For two years I learned to live with the fact that I had cancer. Did it change my life? Not really. Did it change my outlook on life? Definitely. I was always hot-headed, and this could get me into trouble, but I took a conscious decision to try and take each day as it came, and not get too stressed about stupid things. I also made sure that I told as many people as I could about my symptoms and prognosis. I wanted to make sure that they got checked out if they had ANY concerns, but more importantly I wanted to show them that you can still have a great life with prostate cancer.
Then suddenly and without warning it changed after 2 years. My PSA increased significantly, and I was rushed back to have more bees stinging my prostate! The scan showed that the cancer had spread slightly outside the capsule of the prostate, and biopsy unfortunately showed that it had got more aggressive.
I was scheduled for an operation as soon as possible and found myself laid in pre-op being asked for my name and date of birth by seemingly everyone who happened to walk past, but better to be safe than sorry eh?
My surgery was done robotically and consequently I have 6 little scars rather than one big one, which are fading nicely. Because the cancer had spread outside the gland, I had to have quite a bit of my lymph nodes removed on that side and this does have some side effects. I did have some issues for a while after the operation, but this is perfectly normal. I was incontinent for about 6 months, but with training and exercises this got better, and the nurses were fantastic. I wasn’t really that embarrassed (it could have been worse!) and again told people that this was a natural consequence of the operation.
I am now almost back to where I was before. I go to the gym and enjoy socialising with my family and friends. I go to watch my beloved football team and have a laugh with my mates.
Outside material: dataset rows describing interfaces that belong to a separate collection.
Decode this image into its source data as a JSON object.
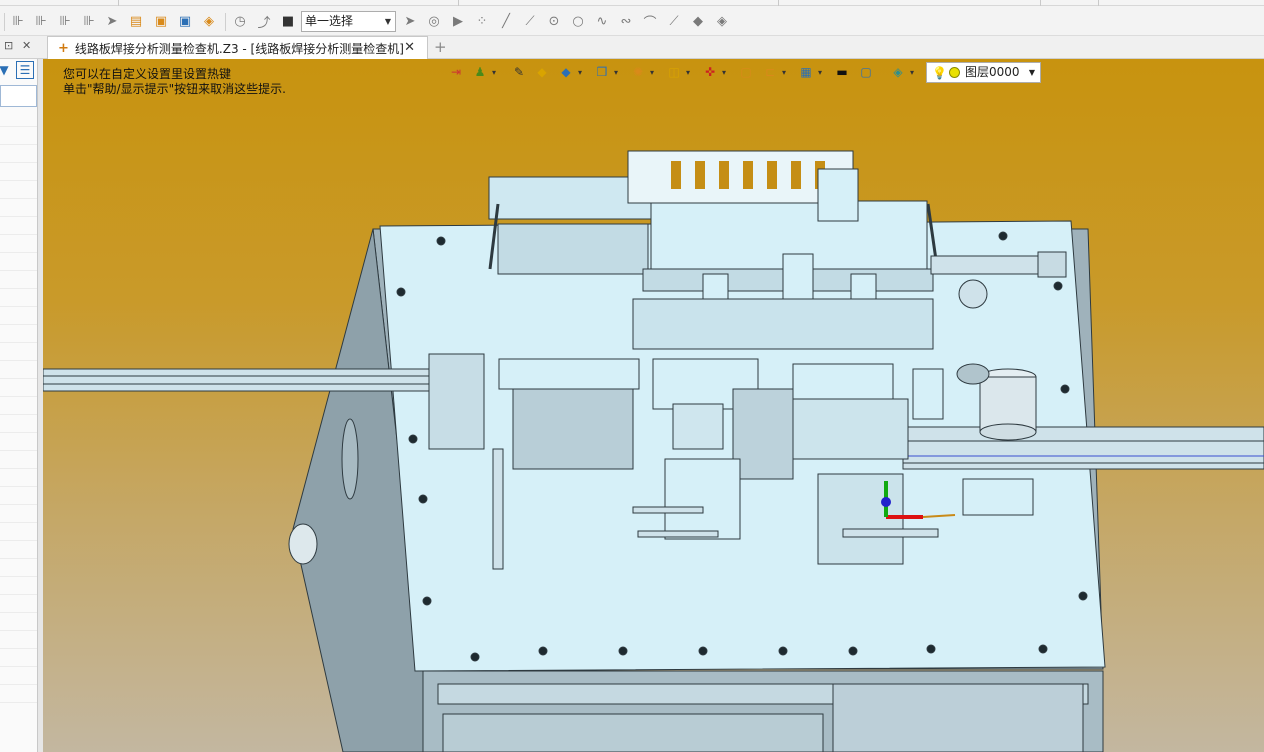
{
  "toolbar": {
    "icons": [
      "sketch-icon",
      "sketch-icon",
      "sketch-icon",
      "sketch-icon",
      "pointer-icon",
      "table-icon",
      "folder-icon",
      "save-icon",
      "export-icon",
      "measure-icon",
      "curve-icon",
      "stop-icon"
    ],
    "filter_select": {
      "value": "单一选择"
    },
    "snap_icons": [
      "pick-icon",
      "filter-icon",
      "play-icon",
      "points-icon",
      "line-icon",
      "line-icon",
      "circle-icon",
      "circle-icon",
      "spline-icon",
      "wave-icon",
      "arc-icon",
      "line-icon",
      "shape-icon",
      "shape-icon"
    ]
  },
  "tabs": {
    "document_tab": "线路板焊接分析测量检查机.Z3 - [线路板焊接分析测量检查机]",
    "new_tab_symbol": "+"
  },
  "viewport": {
    "hint_line1": "您可以在自定义设置里设置热键",
    "hint_line2": "单击\"帮助/显示提示\"按钮来取消这些提示.",
    "layer_select": {
      "value": "图层0000"
    },
    "background_top_color": "#c8930f",
    "background_bottom_color": "#c3b7a0",
    "model_color": "#d6f0f8"
  }
}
Do I still have the occasional “dribble”? Yes, usually when I have been drinking and I laugh too much. Does it bother me? Not in the slightest. It could have been a lot worse, and I am enjoying life to full. The bottom line is that if you are at risk, have symptoms or have any questions, the sooner you get yourself seen the more chance you have of catching it before it has spread and then, like me, you have all the options on the table.
Thank you to our guest blogger David Stapleton, for taking the time to write this blog.
The content of this blog has been written by David Stapleton and is representative of their views not the views of Leeds Cancer Awareness. If you would like to reproduce any aspect of this blog please seek the permission of the blog author.
For more information on prostate cancer visit, Prostate Cancer UK.
For more Leeds Cancer Awareness guest blogs visit, Leeds Cancer.
To check your prostate cancer risk in 30 seconds visit, Prostate Risk Checker.